Gannett Co. slashed its chief executive's pay package by 60 percent last year, passing along the financial misery that has tormented the largest U.S. newspaper publisher as its stock price and profit shrank amid an industrywide drop in advertising revenue.
CEO Craig Dubow was granted 2008 compensation valued at $3.1 million, based on The Associated Press' analysis of figures Gannett filed with the Securities and Exchange Commission Wednesday. That's down from 2007 compensation of $7.9 million, which included estimates provided by the company of restricted stock and stock options that overstate what they are currently worth.
As big as the decline in Dubow's 2008 pay package was, it still fell short of the 79 percent plunge in Gannett's market value that erased $8 billion in shareholder wealth last year.
The AP calculations include executives' salary, bonus, incentives, perquisites, above-market returns on deferred compensation and the estimated value of stock options and awards granted during the year. It is based on an amended SEC filing that includes changes Gannett made to explain the value of Dubow's stock awards more clearly than the McLean, Va.-based company's initial disclosures on Tuesday.

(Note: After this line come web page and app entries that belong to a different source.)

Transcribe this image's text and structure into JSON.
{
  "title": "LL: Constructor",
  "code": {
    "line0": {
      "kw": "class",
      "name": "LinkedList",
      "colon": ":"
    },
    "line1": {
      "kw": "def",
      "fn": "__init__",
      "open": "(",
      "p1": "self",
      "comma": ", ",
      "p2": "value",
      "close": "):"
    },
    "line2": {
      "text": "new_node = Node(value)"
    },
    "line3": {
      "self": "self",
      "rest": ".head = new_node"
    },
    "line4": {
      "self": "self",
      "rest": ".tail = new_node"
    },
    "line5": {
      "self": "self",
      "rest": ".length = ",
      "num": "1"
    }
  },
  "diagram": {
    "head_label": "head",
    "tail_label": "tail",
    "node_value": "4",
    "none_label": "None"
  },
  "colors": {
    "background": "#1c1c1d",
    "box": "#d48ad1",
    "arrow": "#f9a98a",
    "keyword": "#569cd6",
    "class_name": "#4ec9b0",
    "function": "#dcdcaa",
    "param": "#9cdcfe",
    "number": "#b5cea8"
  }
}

Gannett, which publishes USA Today and more than 80 smaller daily newspapers, has been scrambling to cope as the recession has exacerbated revenue declines from a years-long shift of advertising from the print medium to less expensive alternatives on the Internet, particularly with classified ads. Gannett's annual ad revenue from publishing fell 21 percent since 2006 to $4.15 billion last year.
Although it's considered to be in better financial shape than many newspaper publishers, Gannett still lost $6.6 billion last year. Most of the loss stemmed from non-cash charges to account for the crumbling value of Gannett's newspapers and the costs of eliminating more than 4,000 jobs last year, or about 10 percent of the company's work force.
Girding for even tougher times ahead, Gannett last month decided to cut its stock dividend for the first time in its history. The 90 percent reduction in the quarterly payout will deprive shareholders of about $325 million during the next year.
Beginning this year, the company also has stopped paying for Dubow's home security to save money.
Dubow's 2008 pay consisted mostly of a $1.17 million base salary and a $875,000 bonus.
The salary reflects Dubow's decision to lower his own annual base pay to $1 million in November from $1.2 million, a 17 percent reduction that will remain in effect through 2009. He also is relinquishing another $19,200 this year under a cost-cutting program requiring most of Gannett's U.S. employees to take an unpaid week off before April.
Gannett's board cut Dubow's 2008 bonus in half, to $875,000, after concluding that an even more drastic reduction wouldn't be appropriate because he and his top lieutenants had already been punished by the company's falling stock price.
All of the stock options that Gannett has awarded its top executives during the past eight years wouldn't generate a profit now because their cost to exercise the options is higher than the current value of the stock. The phenomenon, which is affecting more executives and even some rank-and-file workers throughout the country, is known as being "under water."
Dubow's compensation included another 235,000 stock options that were valued at $817,800 when they were awarded in February 2008. The options have an exercise price of $31.75, meaning Gannett's shares will have to rise by about 13-fold for Dubow to have a chance to profit from them. Gannett shares rose 2 cents on Wednesday to $2.46.
In December, Gannett gave Dubow 100,000 shares of restricted stock valued at $132,000.
The company estimated that restricted stock that Dubow received in previous years has plummeted by about $3.5 million, or 87 percent. Dubow hasn't been able to sell his restricted stock because of Gannett's rules requiring its executives to own significant stakes in the company.
Dubow's 2008 compensation package was rounded out by $144,002 to pay for his life insurance, company car, personal use of corporate aircraft, lunches and home security.